We fully agree with all of your points! While it is directed towards law school applications, it is definitely great advice to utilize for undergraduate and graduate school. It is very important that you are doing your research to ensure you are making the right decision for yourself. Researching and exploring your options will only help to reinforce that you are headed in the right direction!

Thanks for commenting!


You ladies are spot on! Entering into any graduate program is not a decision that should be rushed into! Maxie, those are exactly the types of questions students should be asking themselves and Elana, we agree! Experiential learning or going to the source is key. Thanks for the comments everyone!


What did you love, what did you hate? This is so useful when decided what to pursue in ANY profession.

Elana Gross

As a former paralegal I think that it is also helpful to become a paralegal or an intern and try working in the legal field - before you pay for grad school! If you can't see yourself enjoying what your boss does it might be a sign that the career path isn't for you!


Great feature piece! Applying to grad school is a good opportunity to take what you learned from applying to undergrad to make your application process more organized. Love this advice!

Carly Heitlinger

I think a lot of this is applicable to most universities (both undergraduate and graduate).

Another great feature!

Bridget Sheehan, Esquire

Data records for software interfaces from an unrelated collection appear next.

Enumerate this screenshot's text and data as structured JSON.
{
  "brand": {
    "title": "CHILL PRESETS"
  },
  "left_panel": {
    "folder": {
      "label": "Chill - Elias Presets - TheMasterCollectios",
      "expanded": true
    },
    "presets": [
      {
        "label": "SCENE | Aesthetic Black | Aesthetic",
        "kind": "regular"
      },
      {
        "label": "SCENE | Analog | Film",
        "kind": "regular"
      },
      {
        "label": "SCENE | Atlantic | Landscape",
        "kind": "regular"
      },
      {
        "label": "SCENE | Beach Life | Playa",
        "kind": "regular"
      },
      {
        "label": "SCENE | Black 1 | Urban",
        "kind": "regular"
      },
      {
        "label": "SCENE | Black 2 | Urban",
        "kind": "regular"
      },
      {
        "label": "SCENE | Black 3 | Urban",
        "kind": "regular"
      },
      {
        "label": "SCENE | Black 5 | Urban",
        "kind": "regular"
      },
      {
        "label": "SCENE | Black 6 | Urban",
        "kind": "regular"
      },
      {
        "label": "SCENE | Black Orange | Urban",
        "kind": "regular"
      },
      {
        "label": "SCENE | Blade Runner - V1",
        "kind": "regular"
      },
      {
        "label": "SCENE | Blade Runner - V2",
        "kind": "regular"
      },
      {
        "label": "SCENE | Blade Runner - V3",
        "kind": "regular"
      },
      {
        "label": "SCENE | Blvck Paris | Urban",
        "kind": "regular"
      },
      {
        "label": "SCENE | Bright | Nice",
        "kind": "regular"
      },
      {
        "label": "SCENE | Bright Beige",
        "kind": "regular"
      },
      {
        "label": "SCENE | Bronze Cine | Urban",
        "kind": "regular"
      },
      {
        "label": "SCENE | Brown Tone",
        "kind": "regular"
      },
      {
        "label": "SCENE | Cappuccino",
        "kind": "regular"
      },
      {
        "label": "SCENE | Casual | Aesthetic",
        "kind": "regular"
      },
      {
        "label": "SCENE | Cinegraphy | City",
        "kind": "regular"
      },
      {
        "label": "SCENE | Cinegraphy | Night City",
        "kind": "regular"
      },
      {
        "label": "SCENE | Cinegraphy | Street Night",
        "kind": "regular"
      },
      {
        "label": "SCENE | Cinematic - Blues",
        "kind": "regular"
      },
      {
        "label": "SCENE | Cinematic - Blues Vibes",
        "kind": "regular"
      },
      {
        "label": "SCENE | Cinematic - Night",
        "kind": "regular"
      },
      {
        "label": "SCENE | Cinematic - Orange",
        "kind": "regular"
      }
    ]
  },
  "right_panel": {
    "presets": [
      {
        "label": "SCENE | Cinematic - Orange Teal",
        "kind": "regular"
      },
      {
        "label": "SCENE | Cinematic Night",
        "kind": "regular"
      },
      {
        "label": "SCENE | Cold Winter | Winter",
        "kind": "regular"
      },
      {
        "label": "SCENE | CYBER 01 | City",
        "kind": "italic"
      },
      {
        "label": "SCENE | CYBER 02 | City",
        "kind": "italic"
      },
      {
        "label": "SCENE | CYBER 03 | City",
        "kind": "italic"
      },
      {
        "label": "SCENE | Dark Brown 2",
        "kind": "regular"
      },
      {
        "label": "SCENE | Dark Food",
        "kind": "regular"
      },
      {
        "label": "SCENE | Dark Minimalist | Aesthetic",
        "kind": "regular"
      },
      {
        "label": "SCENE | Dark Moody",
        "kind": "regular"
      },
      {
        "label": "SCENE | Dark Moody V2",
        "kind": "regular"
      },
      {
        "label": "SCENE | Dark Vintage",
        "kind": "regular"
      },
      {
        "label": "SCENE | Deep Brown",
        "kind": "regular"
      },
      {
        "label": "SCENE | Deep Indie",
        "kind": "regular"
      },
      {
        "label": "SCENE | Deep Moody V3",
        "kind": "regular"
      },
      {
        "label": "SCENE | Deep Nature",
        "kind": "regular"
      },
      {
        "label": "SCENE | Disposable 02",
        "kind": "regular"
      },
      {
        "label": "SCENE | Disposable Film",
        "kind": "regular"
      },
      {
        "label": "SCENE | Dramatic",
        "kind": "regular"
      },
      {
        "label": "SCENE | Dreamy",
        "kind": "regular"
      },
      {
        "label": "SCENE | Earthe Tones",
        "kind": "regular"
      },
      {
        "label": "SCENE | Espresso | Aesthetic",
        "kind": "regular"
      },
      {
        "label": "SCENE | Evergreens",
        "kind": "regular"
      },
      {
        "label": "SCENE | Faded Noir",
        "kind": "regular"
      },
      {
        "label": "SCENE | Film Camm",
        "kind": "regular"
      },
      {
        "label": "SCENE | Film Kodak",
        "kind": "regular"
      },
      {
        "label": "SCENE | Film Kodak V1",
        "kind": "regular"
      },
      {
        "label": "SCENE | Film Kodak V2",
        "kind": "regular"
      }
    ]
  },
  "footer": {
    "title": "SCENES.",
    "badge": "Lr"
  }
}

Bridget and Courtney are both Assistant Directors of Admission at Michigan State University College of Law and recent graduates of the Law College. Having met in law school through Moot Court, both women have found a long lasting friendship based on their future career interests, laughter, and love of nachos. Bridget graduated from Saint Xavier University with a Bachelor of Arts in Criminal Justice and has actively pursued her interests in family and criminal law. She is originally from Chicago, Illinois and enjoys college football, specifically Notre Dame (Go Irish!), reading, and country music. Courtney earned her Bachelor of Science in Psychology from Michigan State University and has been a Ms. JD Board Member since April of 2011. Her hobbies include scrapbooking, running Warrior Dash, and cooking.